The brachial plexus is a network of nerves in the neck and shoulder region (see the diagram below). It is made up from 5 large nerves which come out of the spinal cord between the vertebrae (bones in the neck), pass under the clavicle (collar bone) and into the upper arm. These nerves enable the signals that allow movement and feeling to reach the arm. These nerves are represented in speech and writing by these symbols: C5, C6, C7, C8, T1 (C=cervical, T=thoracic)
Nerves are cord like structures of tissue formed from a collection of nerve fibers. A single nerve may contain thousands of fibers (a bit like an electrical cable). In the arm, these fibers carry electrical messages both ways between the brain, muscles and tissues. For a muscle to work (contract), a message must travel from the brain, along a nerve that goes directly to the muscle. When nerve fibers are injured, the muscles that the nerve controls may be weakened, even though the injury is not in the muscle itself.
The nervous system integrates all body activities by sensing changes (sensory function), interpreting those (integrative function) and reacting to them (motor function). Sensory neurons carry sensory information into the brain and spinal cord. Motor neurons carry information from the brain and spinal cord into the peripheral nerves. A neuron (or nerve cell) processes and transmits information by electrical or chemical signaling.
Damage to the upper nerves that make up the brachial plexus tends to occur when your shoulder is forced down while your neck stretches up and away from the injured shoulder. The lower nerves are more likely to be injured when your arm is forced above your head. These injuries can occur in several ways, including:
Many factors affect how severe the injury to the brachial plexus may be. These depend on:

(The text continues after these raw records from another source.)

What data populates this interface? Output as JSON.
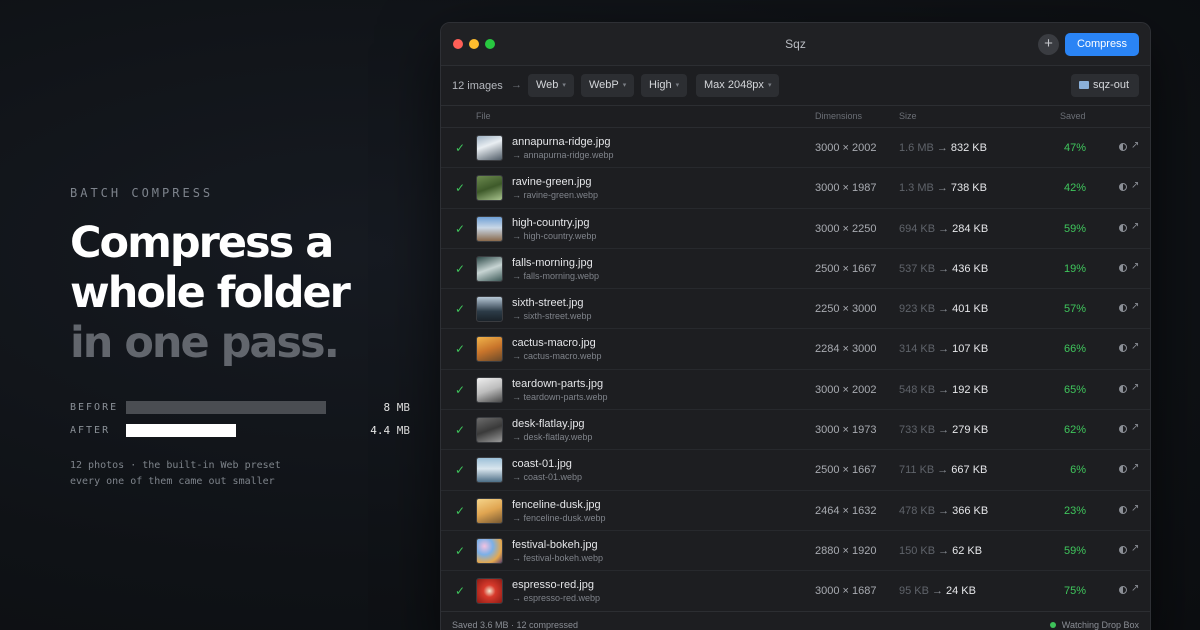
{
  "hero": {
    "eyebrow": "BATCH COMPRESS",
    "headline_line1": "Compress a",
    "headline_line2": "whole folder",
    "headline_line3": "in one pass.",
    "before_label": "BEFORE",
    "before_value": "8 MB",
    "before_fraction": 1.0,
    "after_label": "AFTER",
    "after_value": "4.4 MB",
    "after_fraction": 0.55,
    "caption_line1": "12 photos · the built-in Web preset",
    "caption_line2": "every one of them came out smaller"
  },
  "window": {
    "title": "Sqz",
    "plus_label": "+",
    "compress_label": "Compress"
  },
  "toolbar": {
    "count": "12 images",
    "arrow": "→",
    "preset": "Web",
    "format": "WebP",
    "quality": "High",
    "max_size": "Max 2048px",
    "output_folder": "sqz-out"
  },
  "table": {
    "headers": {
      "file": "File",
      "dimensions": "Dimensions",
      "size": "Size",
      "saved": "Saved"
    },
    "rows": [
      {
        "name": "annapurna-ridge.jpg",
        "output": "→ annapurna-ridge.webp",
        "dimensions": "3000 × 2002",
        "before": "1.6 MB",
        "after": "832 KB",
        "saved": "47%"
      },
      {
        "name": "ravine-green.jpg",
        "output": "→ ravine-green.webp",
        "dimensions": "3000 × 1987",
        "before": "1.3 MB",
        "after": "738 KB",
        "saved": "42%"
      },
      {
        "name": "high-country.jpg",
        "output": "→ high-country.webp",
        "dimensions": "3000 × 2250",
        "before": "694 KB",
        "after": "284 KB",
        "saved": "59%"
      },
      {
        "name": "falls-morning.jpg",
        "output": "→ falls-morning.webp",
        "dimensions": "2500 × 1667",
        "before": "537 KB",
        "after": "436 KB",
        "saved": "19%"
      },
      {
        "name": "sixth-street.jpg",
        "output": "→ sixth-street.webp",
        "dimensions": "2250 × 3000",
        "before": "923 KB",
        "after": "401 KB",
        "saved": "57%"
      },
      {
        "name": "cactus-macro.jpg",
        "output": "→ cactus-macro.webp",
        "dimensions": "2284 × 3000",
        "before": "314 KB",
        "after": "107 KB",
        "saved": "66%"
      },
      {
        "name": "teardown-parts.jpg",
        "output": "→ teardown-parts.webp",
        "dimensions": "3000 × 2002",
        "before": "548 KB",
        "after": "192 KB",
        "saved": "65%"
      },
      {
        "name": "desk-flatlay.jpg",
        "output": "→ desk-flatlay.webp",
        "dimensions": "3000 × 1973",
        "before": "733 KB",
        "after": "279 KB",
        "saved": "62%"
      },
      {
        "name": "coast-01.jpg",
        "output": "→ coast-01.webp",
        "dimensions": "2500 × 1667",
        "before": "711 KB",
        "after": "667 KB",
        "saved": "6%"
      },
      {
        "name": "fenceline-dusk.jpg",
        "output": "→ fenceline-dusk.webp",
        "dimensions": "2464 × 1632",
        "before": "478 KB",
        "after": "366 KB",
        "saved": "23%"
      },
      {
        "name": "festival-bokeh.jpg",
        "output": "→ festival-bokeh.webp",
        "dimensions": "2880 × 1920",
        "before": "150 KB",
        "after": "62 KB",
        "saved": "59%"
      },
      {
        "name": "espresso-red.jpg",
        "output": "→ espresso-red.webp",
        "dimensions": "3000 × 1687",
        "before": "95 KB",
        "after": "24 KB",
        "saved": "75%"
      }
    ]
  },
  "status": {
    "summary": "Saved 3.6 MB · 12 compressed",
    "watching": "Watching Drop Box"
  },
  "colors": {
    "accent": "#2a84f5",
    "saved_green": "#3fc65c",
    "traffic_red": "#ff5f57",
    "traffic_yellow": "#febc2e",
    "traffic_green": "#28c840"
  }
}
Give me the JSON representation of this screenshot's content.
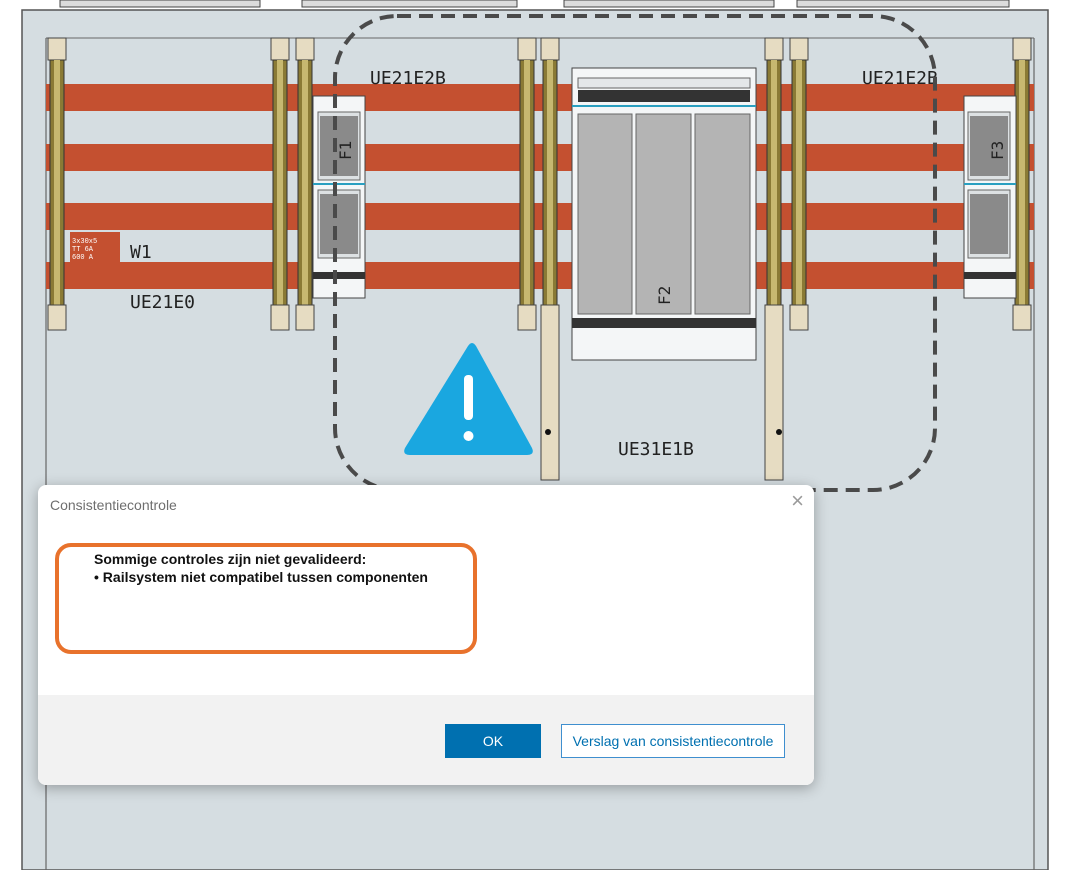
{
  "drawing": {
    "labels": {
      "ue21e2b_left": "UE21E2B",
      "ue21e2b_right": "UE21E2B",
      "w1": "W1",
      "ue21e0": "UE21E0",
      "ue31e1b": "UE31E1B",
      "f1": "F1",
      "f2": "F2",
      "f3": "F3",
      "plate_line1": "3x30x5",
      "plate_line2": "TT 6A",
      "plate_line3": "600 A"
    },
    "colors": {
      "busbar": "#c45030",
      "background": "#d5dde1",
      "warning": "#1aa7e0",
      "highlight": "#e8722c"
    }
  },
  "dialog": {
    "title": "Consistentiecontrole",
    "close_symbol": "×",
    "message_heading": "Sommige controles zijn niet gevalideerd:",
    "message_item": "• Railsystem niet compatibel tussen componenten",
    "ok_label": "OK",
    "report_label": "Verslag van consistentiecontrole"
  }
}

We may be able to determine the degree of damage to the nerves by examining you. However, it is quite common for other tests to be done to help tell us where the nerve injury is and how bad it is. These tests may include: